> _YOUR TASK_
Pull out every line below holding the word "三井住友".

Element data from apps and pages:
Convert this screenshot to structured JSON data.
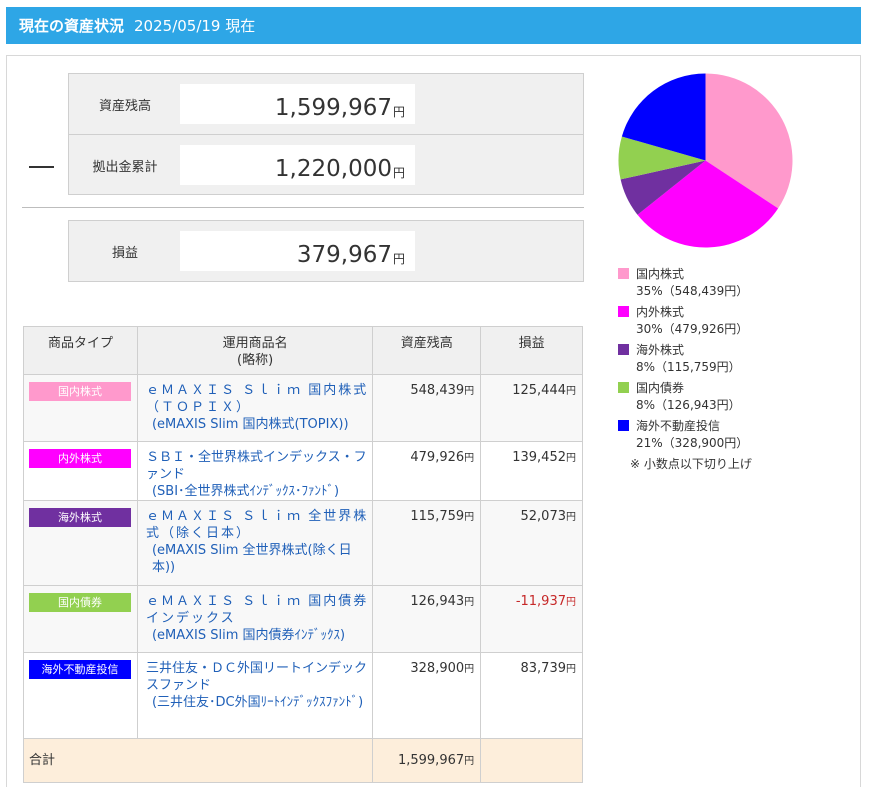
{
  "header": {
    "title": "現在の資産状況",
    "date": "2025/05/19 現在"
  },
  "summary": {
    "balance_label": "資産残高",
    "balance_value": "1,599,967",
    "contribution_label": "拠出金累計",
    "contribution_value": "1,220,000",
    "pnl_label": "損益",
    "pnl_value": "379,967",
    "unit": "円",
    "minus_sign": "—"
  },
  "table": {
    "headers": {
      "type": "商品タイプ",
      "name_line1": "運用商品名",
      "name_line2": "(略称)",
      "balance": "資産残高",
      "pnl": "損益"
    },
    "rows": [
      {
        "type": "国内株式",
        "color": "#ff99cc",
        "name": "ｅＭＡＸＩＳ Ｓｌｉｍ 国内株式（ＴＯＰＩＸ）",
        "abbr": "(eMAXIS Slim 国内株式(TOPIX))",
        "balance": "548,439",
        "pnl": "125,444",
        "pnl_negative": false
      },
      {
        "type": "内外株式",
        "color": "#ff00ff",
        "name": "ＳＢＩ・全世界株式インデックス・ファンド",
        "abbr": "(SBI･全世界株式ｲﾝﾃﾞｯｸｽ･ﾌｧﾝﾄﾞ)",
        "balance": "479,926",
        "pnl": "139,452",
        "pnl_negative": false
      },
      {
        "type": "海外株式",
        "color": "#7030a0",
        "name": "ｅＭＡＸＩＳ Ｓｌｉｍ 全世界株式（除く日本）",
        "abbr": "(eMAXIS Slim 全世界株式(除く日本))",
        "balance": "115,759",
        "pnl": "52,073",
        "pnl_negative": false
      },
      {
        "type": "国内債券",
        "color": "#92d050",
        "name": "ｅＭＡＸＩＳ Ｓｌｉｍ 国内債券インデックス",
        "abbr": "(eMAXIS Slim 国内債券ｲﾝﾃﾞｯｸｽ)",
        "balance": "126,943",
        "pnl": "-11,937",
        "pnl_negative": true
      },
      {
        "type": "海外不動産投信",
        "color": "#0000ff",
        "name": "三井住友・ＤＣ外国リートインデックスファンド",
        "abbr": "(三井住友･DC外国ﾘｰﾄｲﾝﾃﾞｯｸｽﾌｧﾝﾄﾞ)",
        "balance": "328,900",
        "pnl": "83,739",
        "pnl_negative": false
      }
    ],
    "total_label": "合計",
    "total_balance": "1,599,967",
    "unit": "円"
  },
  "chart_data": {
    "type": "pie",
    "slices": [
      {
        "label": "国内株式",
        "percent_label": "35%（548,439円）",
        "value": 548439,
        "color": "#ff99cc"
      },
      {
        "label": "内外株式",
        "percent_label": "30%（479,926円）",
        "value": 479926,
        "color": "#ff00ff"
      },
      {
        "label": "海外株式",
        "percent_label": "8%（115,759円）",
        "value": 115759,
        "color": "#7030a0"
      },
      {
        "label": "国内債券",
        "percent_label": "8%（126,943円）",
        "value": 126943,
        "color": "#92d050"
      },
      {
        "label": "海外不動産投信",
        "percent_label": "21%（328,900円）",
        "value": 328900,
        "color": "#0000ff"
      }
    ],
    "note": "※ 小数点以下切り上げ"
  }
}
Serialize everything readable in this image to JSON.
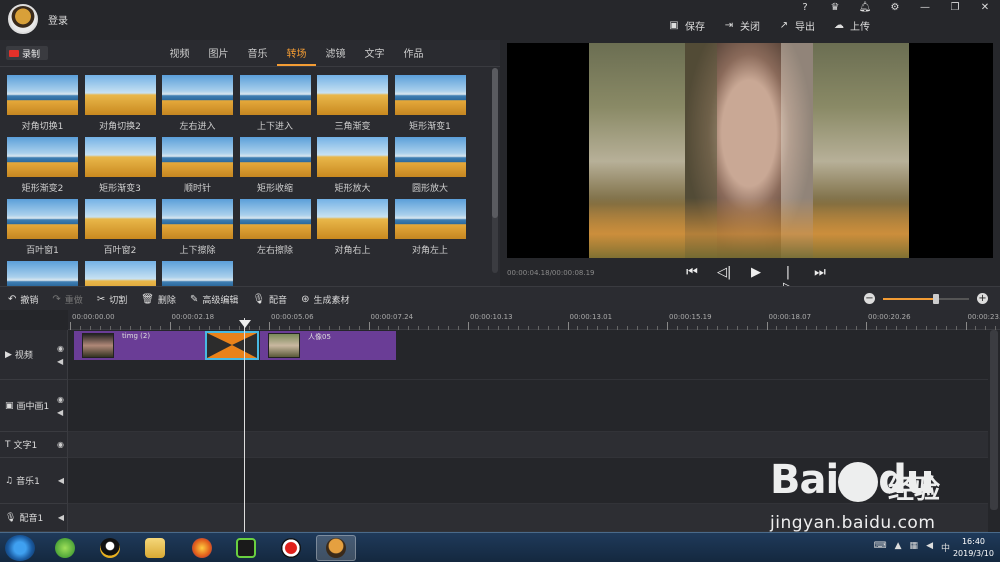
{
  "titlebar": {
    "login_label": "登录",
    "window_icons": [
      "?",
      "VIP",
      "bell",
      "gear",
      "—",
      "❐",
      "✕"
    ],
    "actions": [
      {
        "icon": "save-icon",
        "label": "保存"
      },
      {
        "icon": "close-doc-icon",
        "label": "关闭"
      },
      {
        "icon": "export-icon",
        "label": "导出"
      },
      {
        "icon": "upload-icon",
        "label": "上传"
      }
    ]
  },
  "library": {
    "record_label": "录制",
    "tabs": [
      "视频",
      "图片",
      "音乐",
      "转场",
      "滤镜",
      "文字",
      "作品"
    ],
    "active_tab": "转场",
    "transitions": [
      "对角切换1",
      "对角切换2",
      "左右进入",
      "上下进入",
      "三角渐变",
      "矩形渐变1",
      "矩形渐变2",
      "矩形渐变3",
      "顺时针",
      "矩形收缩",
      "矩形放大",
      "圆形放大",
      "百叶窗1",
      "百叶窗2",
      "上下擦除",
      "左右擦除",
      "对角右上",
      "对角左上",
      "",
      "",
      ""
    ]
  },
  "preview": {
    "time_readout": "00:00:04.18/00:00:08.19",
    "controls": [
      "skip-start-icon",
      "step-back-icon",
      "play-icon",
      "step-forward-icon",
      "skip-end-icon"
    ]
  },
  "toolbar": {
    "undo": "撤销",
    "redo": "重做",
    "cut": "切割",
    "delete": "删除",
    "advanced_edit": "高级编辑",
    "dub": "配音",
    "generate": "生成素材",
    "zoom_level": 0.62
  },
  "timeline": {
    "ruler": [
      "00:00:00.00",
      "00:00:02.18",
      "00:00:05.06",
      "00:00:07.24",
      "00:00:10.13",
      "00:00:13.01",
      "00:00:15.19",
      "00:00:18.07",
      "00:00:20.26",
      "00:00:23."
    ],
    "tracks": [
      {
        "label": "视频",
        "icon": "video-track-icon"
      },
      {
        "label": "画中画1",
        "icon": "pip-track-icon"
      },
      {
        "label": "文字1",
        "icon": "text-track-icon"
      },
      {
        "label": "音乐1",
        "icon": "music-track-icon"
      },
      {
        "label": "配音1",
        "icon": "mic-track-icon"
      }
    ],
    "clips": [
      {
        "name": "timg (2)"
      },
      {
        "name": "人像05"
      }
    ]
  },
  "taskbar": {
    "time": "16:40",
    "date": "2019/3/10"
  },
  "watermark": {
    "brand": "Bai",
    "brand2": "du",
    "cn": "经验",
    "url": "jingyan.baidu.com"
  },
  "colors": {
    "accent": "#f39c34",
    "clip": "#6a3d96",
    "transition": "#e9821a",
    "record": "#e4312a"
  }
}
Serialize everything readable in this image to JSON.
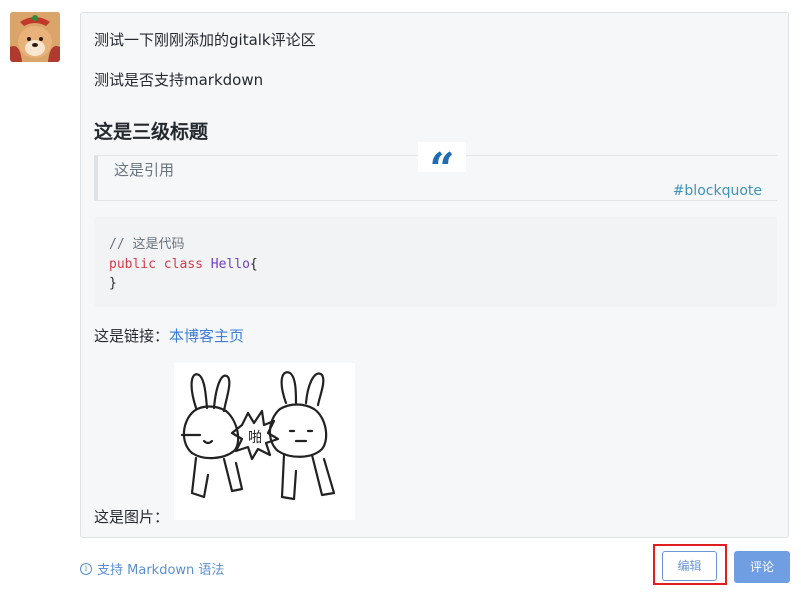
{
  "preview": {
    "line1": "测试一下刚刚添加的gitalk评论区",
    "line2": "测试是否支持markdown",
    "heading": "这是三级标题",
    "quote": {
      "text": "这是引用",
      "tag": "#blockquote",
      "mark": "“"
    },
    "code": {
      "comment": "// 这是代码",
      "keyword1": "public",
      "keyword2": "class",
      "classname": "Hello",
      "brace_open": "{",
      "brace_close": "}"
    },
    "link_prefix": "这是链接：",
    "link_text": "本博客主页",
    "image_prefix": "这是图片：",
    "image_bubble_text": "啪"
  },
  "footer": {
    "help_text": "支持 Markdown 语法",
    "help_icon": "info-icon",
    "edit_label": "编辑",
    "comment_label": "评论"
  },
  "colors": {
    "link": "#3f7fd8",
    "button_primary": "#6f9ee3",
    "highlight_box": "#e02020"
  }
}
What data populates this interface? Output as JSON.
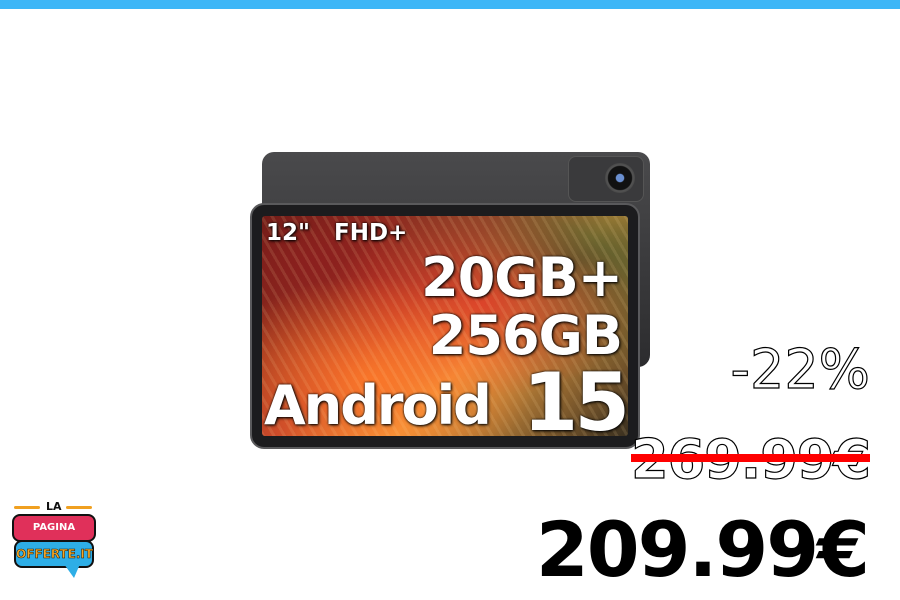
{
  "colors": {
    "top_bar": "#3db6f7",
    "strike": "#ff0000",
    "price": "#000000"
  },
  "product": {
    "screen_size": "12\"",
    "resolution": "FHD+",
    "ram": "20GB+",
    "storage": "256GB",
    "os": "Android",
    "os_version": "15"
  },
  "pricing": {
    "discount": "-22%",
    "old_price": "269.99€",
    "price": "209.99€"
  },
  "logo": {
    "line1": "LA",
    "line2": "PAGINA DELLE",
    "line3": "OFFERTE.IT"
  }
}
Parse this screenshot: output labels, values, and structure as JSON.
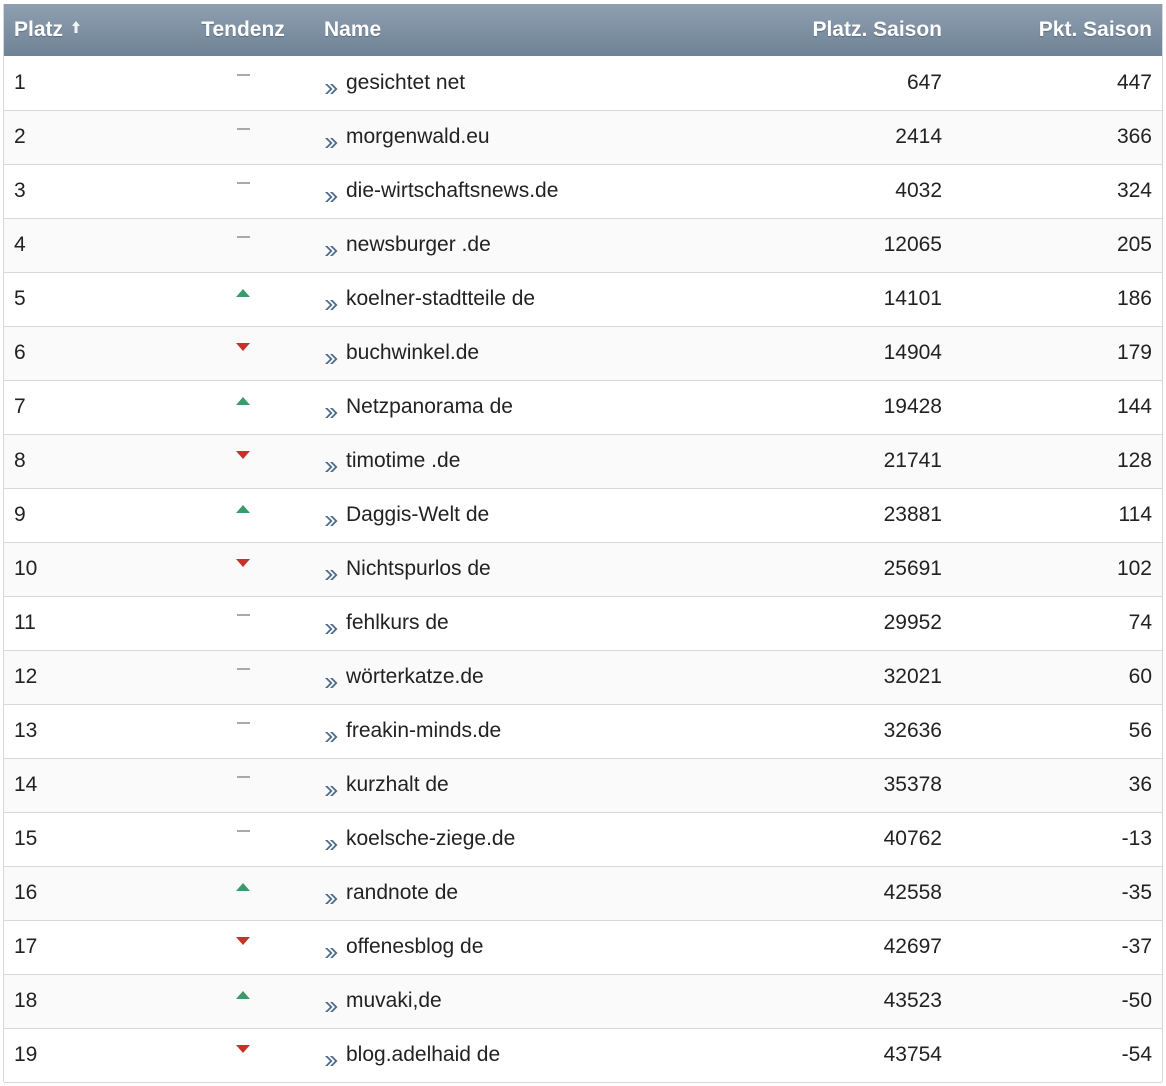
{
  "table": {
    "headers": {
      "platz": "Platz",
      "tendenz": "Tendenz",
      "name": "Name",
      "platz_saison": "Platz. Saison",
      "pkt_saison": "Pkt. Saison"
    },
    "sort_icon": "sort-ascending-icon",
    "colors": {
      "header_top": "#8e9fb0",
      "header_bottom": "#6f8396",
      "trend_up": "#3a9a6a",
      "trend_down": "#c8302a",
      "trend_flat": "#a9a9a9",
      "link_icon": "#4a6a8a"
    },
    "rows": [
      {
        "platz": "1",
        "trend": "flat",
        "name": "gesichtet net",
        "platz_saison": "647",
        "pkt_saison": "447"
      },
      {
        "platz": "2",
        "trend": "flat",
        "name": "morgenwald.eu",
        "platz_saison": "2414",
        "pkt_saison": "366"
      },
      {
        "platz": "3",
        "trend": "flat",
        "name": "die-wirtschaftsnews.de",
        "platz_saison": "4032",
        "pkt_saison": "324"
      },
      {
        "platz": "4",
        "trend": "flat",
        "name": "newsburger .de",
        "platz_saison": "12065",
        "pkt_saison": "205"
      },
      {
        "platz": "5",
        "trend": "up",
        "name": "koelner-stadtteile de",
        "platz_saison": "14101",
        "pkt_saison": "186"
      },
      {
        "platz": "6",
        "trend": "down",
        "name": "buchwinkel.de",
        "platz_saison": "14904",
        "pkt_saison": "179"
      },
      {
        "platz": "7",
        "trend": "up",
        "name": "Netzpanorama de",
        "platz_saison": "19428",
        "pkt_saison": "144"
      },
      {
        "platz": "8",
        "trend": "down",
        "name": "timotime .de",
        "platz_saison": "21741",
        "pkt_saison": "128"
      },
      {
        "platz": "9",
        "trend": "up",
        "name": "Daggis-Welt de",
        "platz_saison": "23881",
        "pkt_saison": "114"
      },
      {
        "platz": "10",
        "trend": "down",
        "name": "Nichtspurlos de",
        "platz_saison": "25691",
        "pkt_saison": "102"
      },
      {
        "platz": "11",
        "trend": "flat",
        "name": "fehlkurs de",
        "platz_saison": "29952",
        "pkt_saison": "74"
      },
      {
        "platz": "12",
        "trend": "flat",
        "name": "wörterkatze.de",
        "platz_saison": "32021",
        "pkt_saison": "60"
      },
      {
        "platz": "13",
        "trend": "flat",
        "name": "freakin-minds.de",
        "platz_saison": "32636",
        "pkt_saison": "56"
      },
      {
        "platz": "14",
        "trend": "flat",
        "name": "kurzhalt de",
        "platz_saison": "35378",
        "pkt_saison": "36"
      },
      {
        "platz": "15",
        "trend": "flat",
        "name": "koelsche-ziege.de",
        "platz_saison": "40762",
        "pkt_saison": "-13"
      },
      {
        "platz": "16",
        "trend": "up",
        "name": "randnote de",
        "platz_saison": "42558",
        "pkt_saison": "-35"
      },
      {
        "platz": "17",
        "trend": "down",
        "name": "offenesblog de",
        "platz_saison": "42697",
        "pkt_saison": "-37"
      },
      {
        "platz": "18",
        "trend": "up",
        "name": "muvaki,de",
        "platz_saison": "43523",
        "pkt_saison": "-50"
      },
      {
        "platz": "19",
        "trend": "down",
        "name": "blog.adelhaid de",
        "platz_saison": "43754",
        "pkt_saison": "-54"
      }
    ]
  }
}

> _THE ANSWER_
        "name": "三井住友・ＤＣ外国リートインデックスファンド",
        "abbr": "(三井住友･DC外国ﾘｰﾄｲﾝﾃﾞｯｸｽﾌｧﾝﾄﾞ)",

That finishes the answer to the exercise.